C.R.M. and otherwise in the cause of the people. I have won a few and lost many. I console
myself with the thought that what matters is the fight for the cause and not the results.
What is important is the fight and struggle for justice and not the victory nor the
defeat. The saying in Bhagavad Gita "To action you
have a right but not to the fruits thereof" has been a source of great comfort to me
in my life as it has enabled me to cultivate a sense of detachment which is necessary for
happiness and peace of mind.
In the course of these fights for the fundamental rights of the people I
have been compelled to reflect on several matters including the Rule of Law.
Nowadays the Rule of Law has to be maintained more rigorously that ever
before, In a civilised society it is the laws that contribute to the civilised character
of society. It is not the men but the laws, this is the principle of Dharma. It must be
regarded as superior to all men and all other things. Dharma (Law) say the Unpanishads is
the of King of Kings far more powerful and rigid than they. There is nothing higher than
Dharma. By its prowess the weak prevail over the strong and justice triumphs. it is the
concept of Dharma from which all principles of morality and ethics flow.
The goddess of Justice is depicted as blindfolded, holding in one hand
the sword and in the other the scales of Justice, thereby affirming that Justice will be
meted out irrespective of persons, without affection or goodwill. What has to be carried
out is justice pure and simple. If Justice is to be maintained in the country those who
occupy positions of responsibility must be persons of integrity, of detachment, of
objectivity. They must not swerve from their path on account of political or other
extraneous considerations but deal out Justice. If Dharma is violated by who ever it may
be, under that very law divine retribution is inevitable.
The Rule of Law is the foundation of democracy. Democracy is a moral
concept. It is something which is pledged to the defence of truth and justice. If we
compromise with evil, with injustice, with untruth, we may gain a temporary advantage but
permanent danger will result.
What is necessary is an integration of human nature giving to it peace
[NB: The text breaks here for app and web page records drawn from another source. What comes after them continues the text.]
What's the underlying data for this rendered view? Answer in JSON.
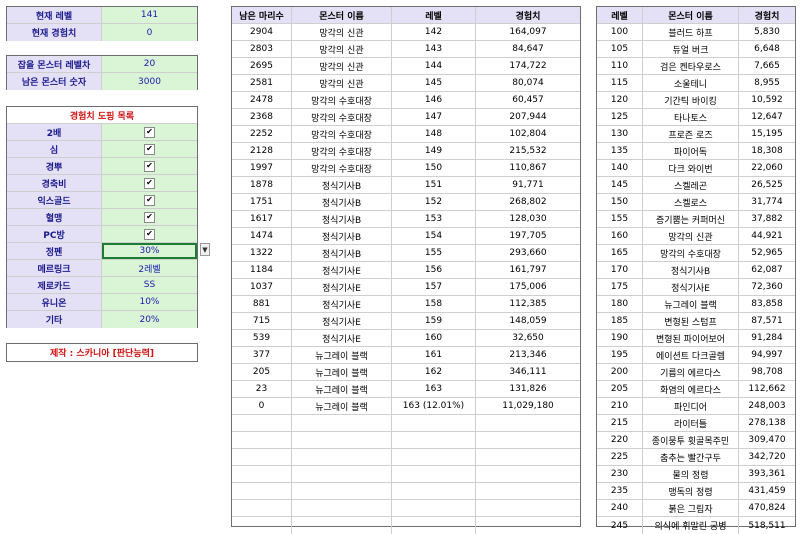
{
  "info": [
    {
      "label": "현재 레벨",
      "value": "141"
    },
    {
      "label": "현재 경험치",
      "value": "0"
    }
  ],
  "hunt": [
    {
      "label": "잡을 몬스터 레벨차",
      "value": "20"
    },
    {
      "label": "남은 몬스터 숫자",
      "value": "3000"
    }
  ],
  "doping": {
    "title": "경험치 도핑 목록",
    "items": [
      {
        "label": "2배",
        "type": "check",
        "value": "✔"
      },
      {
        "label": "심",
        "type": "check",
        "value": "✔"
      },
      {
        "label": "경뿌",
        "type": "check",
        "value": "✔"
      },
      {
        "label": "경축비",
        "type": "check",
        "value": "✔"
      },
      {
        "label": "익스골드",
        "type": "check",
        "value": "✔"
      },
      {
        "label": "혈맹",
        "type": "check",
        "value": "✔"
      },
      {
        "label": "PC방",
        "type": "check",
        "value": "✔"
      },
      {
        "label": "정펜",
        "type": "select",
        "value": "30%"
      },
      {
        "label": "메르링크",
        "type": "text",
        "value": "2레벨"
      },
      {
        "label": "제로카드",
        "type": "text",
        "value": "SS"
      },
      {
        "label": "유니온",
        "type": "text",
        "value": "10%"
      },
      {
        "label": "기타",
        "type": "text",
        "value": "20%"
      }
    ]
  },
  "credit": "제작 : 스카니아 [판단능력]",
  "main_table": {
    "headers": [
      "남은 마리수",
      "몬스터 이름",
      "레벨",
      "경험치"
    ],
    "rows": [
      [
        "2904",
        "망각의 신관",
        "142",
        "164,097"
      ],
      [
        "2803",
        "망각의 신관",
        "143",
        "84,647"
      ],
      [
        "2695",
        "망각의 신관",
        "144",
        "174,722"
      ],
      [
        "2581",
        "망각의 신관",
        "145",
        "80,074"
      ],
      [
        "2478",
        "망각의 수호대장",
        "146",
        "60,457"
      ],
      [
        "2368",
        "망각의 수호대장",
        "147",
        "207,944"
      ],
      [
        "2252",
        "망각의 수호대장",
        "148",
        "102,804"
      ],
      [
        "2128",
        "망각의 수호대장",
        "149",
        "215,532"
      ],
      [
        "1997",
        "망각의 수호대장",
        "150",
        "110,867"
      ],
      [
        "1878",
        "정식기사B",
        "151",
        "91,771"
      ],
      [
        "1751",
        "정식기사B",
        "152",
        "268,802"
      ],
      [
        "1617",
        "정식기사B",
        "153",
        "128,030"
      ],
      [
        "1474",
        "정식기사B",
        "154",
        "197,705"
      ],
      [
        "1322",
        "정식기사B",
        "155",
        "293,660"
      ],
      [
        "1184",
        "정식기사E",
        "156",
        "161,797"
      ],
      [
        "1037",
        "정식기사E",
        "157",
        "175,006"
      ],
      [
        "881",
        "정식기사E",
        "158",
        "112,385"
      ],
      [
        "715",
        "정식기사E",
        "159",
        "148,059"
      ],
      [
        "539",
        "정식기사E",
        "160",
        "32,650"
      ],
      [
        "377",
        "뉴그레이 블랙",
        "161",
        "213,346"
      ],
      [
        "205",
        "뉴그레이 블랙",
        "162",
        "346,111"
      ],
      [
        "23",
        "뉴그레이 블랙",
        "163",
        "131,826"
      ],
      [
        "0",
        "뉴그레이 블랙",
        "163 (12.01%)",
        "11,029,180"
      ],
      [
        "",
        "",
        "",
        ""
      ],
      [
        "",
        "",
        "",
        ""
      ],
      [
        "",
        "",
        "",
        ""
      ],
      [
        "",
        "",
        "",
        ""
      ],
      [
        "",
        "",
        "",
        ""
      ],
      [
        "",
        "",
        "",
        ""
      ],
      [
        "",
        "",
        "",
        ""
      ]
    ]
  },
  "ref_table": {
    "headers": [
      "레벨",
      "몬스터 이름",
      "경험치"
    ],
    "rows": [
      [
        "100",
        "블러드 하프",
        "5,830"
      ],
      [
        "105",
        "듀얼 버크",
        "6,648"
      ],
      [
        "110",
        "검은 켄타우로스",
        "7,665"
      ],
      [
        "115",
        "소울테니",
        "8,955"
      ],
      [
        "120",
        "기간틱 바이킹",
        "10,592"
      ],
      [
        "125",
        "타나토스",
        "12,647"
      ],
      [
        "130",
        "프로즌 로즈",
        "15,195"
      ],
      [
        "135",
        "파이어독",
        "18,308"
      ],
      [
        "140",
        "다크 와이번",
        "22,060"
      ],
      [
        "145",
        "스켈레곤",
        "26,525"
      ],
      [
        "150",
        "스켈로스",
        "31,774"
      ],
      [
        "155",
        "증기뿜는 커퍼머신",
        "37,882"
      ],
      [
        "160",
        "망각의 신관",
        "44,921"
      ],
      [
        "165",
        "망각의 수호대장",
        "52,965"
      ],
      [
        "170",
        "정식기사B",
        "62,087"
      ],
      [
        "175",
        "정식기사E",
        "72,360"
      ],
      [
        "180",
        "뉴그레이 블랙",
        "83,858"
      ],
      [
        "185",
        "변형된 스텀프",
        "87,571"
      ],
      [
        "190",
        "변형된 파이어보어",
        "91,284"
      ],
      [
        "195",
        "에이션트 다크골렘",
        "94,997"
      ],
      [
        "200",
        "기름의 에르다스",
        "98,708"
      ],
      [
        "205",
        "화염의 에르다스",
        "112,662"
      ],
      [
        "210",
        "파인디어",
        "248,003"
      ],
      [
        "215",
        "라이터틀",
        "278,138"
      ],
      [
        "220",
        "종이뭉투 휫골목주민",
        "309,470"
      ],
      [
        "225",
        "춤추는 빨간구두",
        "342,720"
      ],
      [
        "230",
        "물의 정령",
        "393,361"
      ],
      [
        "235",
        "맹독의 정령",
        "431,459"
      ],
      [
        "240",
        "붉은 그림자",
        "470,824"
      ],
      [
        "245",
        "의식에 휘말린 궁병",
        "518,511"
      ]
    ]
  }
}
of mind. This requires education and health. Health is a prime necessity. People who are
lacking in health are enslaved by diseases and other consequent factors.
We suffer from ignorance and education is the means to remove it. It
should be of the right type. The educated person should be not merely a better informed or
a more skilled person; he must be a better person and be an example of self control and
disciplined behaviour. We cannot attain an integrated personality by wealth or earning. We
suffer from mental unrest and anxiety. We want stimulants and sedatives. Malnutrition,
under nutrition and over nutrition, apart from the hectic pace of life with its stresses
and strains, is responsible for the diseases of civilisation .
Life has become soft. Health is not a commodity to be prescribed by a
doctor and purchased over the counter at a dispensary. It can only be attained if we live
in harmony with nature. We need a well ordered life: without inward peace we cannot be
happy. I do not want to say more on this matter lest I be accused of riding my hobby horse
on an occasion such as this.
I thank you Mr. Chairman, the Trustees of the Institute, and all of you
Ladies and Gentlemen and friends who are gathered here. You have humbled me with this
award. But you have honoured the noble spirit of Father Peter Pillai and of the Civil
Rights Movement of this country to which I am proud to belong.